Rabbi Jim Rogozen is Headmaster of Gross Schechter Day School in Cleveland, Ohio, and was a founding board member of RAVSAK. He can be reached at

Threefold Pluralism: Response by Nora Anderson


Regarding informational pluralism, school leaders should look at the Judaic studies curriculum and clarify the “when and how” different branches of Judaism will be discussed. Do students have opportunities to learn from each other’s practices and tenets? Will the differences be studied under the umbrella of commonalities? Will this new perspective shatter the prejudices and truly honor Klal Israel?

These two levels of pluralism are achievable at a K-8 level. Students from early childhood through early adolescence can be brought into the discussion of information, respect and celebration. The challenge a K-8 school has is at the third level. According to Kay, the main goal of interactional pluralism is to construct a “hybrid” community where not only is there an environment of knowledge and respect, but stakeholders are open to being influenced by the viewpoints of others.

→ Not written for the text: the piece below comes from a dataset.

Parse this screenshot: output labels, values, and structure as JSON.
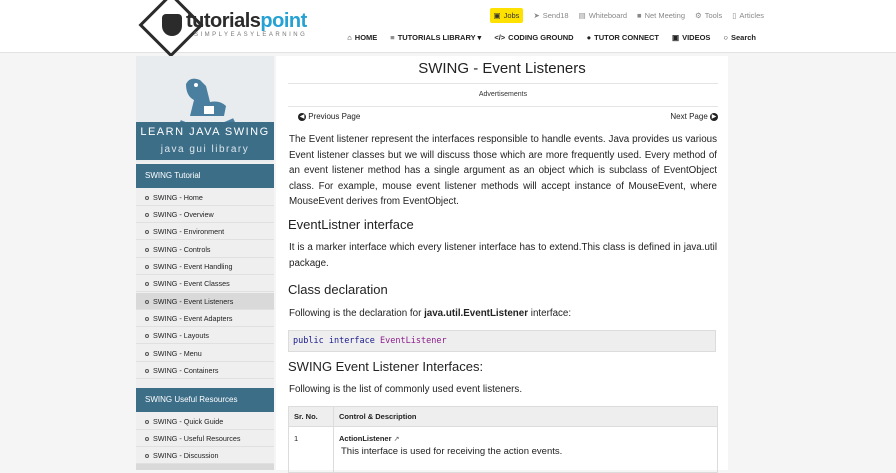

In order to achieve this level of pluralism, stakeholders should engage in discussions where decisions are made through information, openness and compromise. However, it is important to note that this type of interaction can provide a confusing layer of questioning for which early adolescents may not be prepared. Ten- to fourteen-year-olds are vulnerable, as they are in the process of questioning their beliefs while concurrently opening their minds to viewpoints other than those of their parents. This is a time where the struggle of the parent-child relationship can enter tumultuous times. Therefore, developmentally, are we asking too much of young children if we expect them to make decisions about their own religious practices?

I believe that it behooves K-8 pluralistic schools to provide a safe environment where different religious practices are honored and celebrated. We must be part of a movement that crumbles the walls of prejudice between Jewish denominations. At the same time, we need to be sensitive to the developmental needs of children and not place them in situations where their inner conflicts are exacerbated. We are obligated to provide students with the foundation to question and to learn. Yet we must do it with the understanding of their developmental, emotional and intellectual needs. ♦

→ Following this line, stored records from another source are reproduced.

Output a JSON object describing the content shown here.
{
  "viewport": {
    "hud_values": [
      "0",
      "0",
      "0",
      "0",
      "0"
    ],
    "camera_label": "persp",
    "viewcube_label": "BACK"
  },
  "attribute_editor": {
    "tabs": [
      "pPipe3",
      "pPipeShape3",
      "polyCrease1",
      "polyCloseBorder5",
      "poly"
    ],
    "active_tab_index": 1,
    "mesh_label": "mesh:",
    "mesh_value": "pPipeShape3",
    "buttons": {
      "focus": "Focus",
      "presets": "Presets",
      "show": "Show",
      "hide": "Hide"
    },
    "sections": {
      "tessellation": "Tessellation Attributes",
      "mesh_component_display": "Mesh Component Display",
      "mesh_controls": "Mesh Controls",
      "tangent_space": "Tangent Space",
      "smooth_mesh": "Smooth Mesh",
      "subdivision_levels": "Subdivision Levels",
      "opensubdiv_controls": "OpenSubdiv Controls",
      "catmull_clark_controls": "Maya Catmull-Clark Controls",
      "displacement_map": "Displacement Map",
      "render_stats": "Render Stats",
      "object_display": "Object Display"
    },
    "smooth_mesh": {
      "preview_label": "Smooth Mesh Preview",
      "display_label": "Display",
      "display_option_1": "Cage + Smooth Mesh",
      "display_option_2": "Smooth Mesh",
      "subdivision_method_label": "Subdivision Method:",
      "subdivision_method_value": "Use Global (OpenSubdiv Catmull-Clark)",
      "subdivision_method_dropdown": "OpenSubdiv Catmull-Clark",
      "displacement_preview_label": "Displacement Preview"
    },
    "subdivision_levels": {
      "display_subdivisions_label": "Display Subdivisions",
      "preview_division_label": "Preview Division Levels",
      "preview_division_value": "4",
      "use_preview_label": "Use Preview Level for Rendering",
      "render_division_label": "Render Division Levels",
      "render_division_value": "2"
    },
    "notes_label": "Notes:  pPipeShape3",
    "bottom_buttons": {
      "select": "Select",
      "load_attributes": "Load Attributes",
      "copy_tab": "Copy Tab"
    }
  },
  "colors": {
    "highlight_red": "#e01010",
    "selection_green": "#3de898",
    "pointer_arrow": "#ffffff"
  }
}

Nora Anderson is Head of School at Westchester Fairfield Hebrew Academy in Greenwich, Connecticut. She can be reached at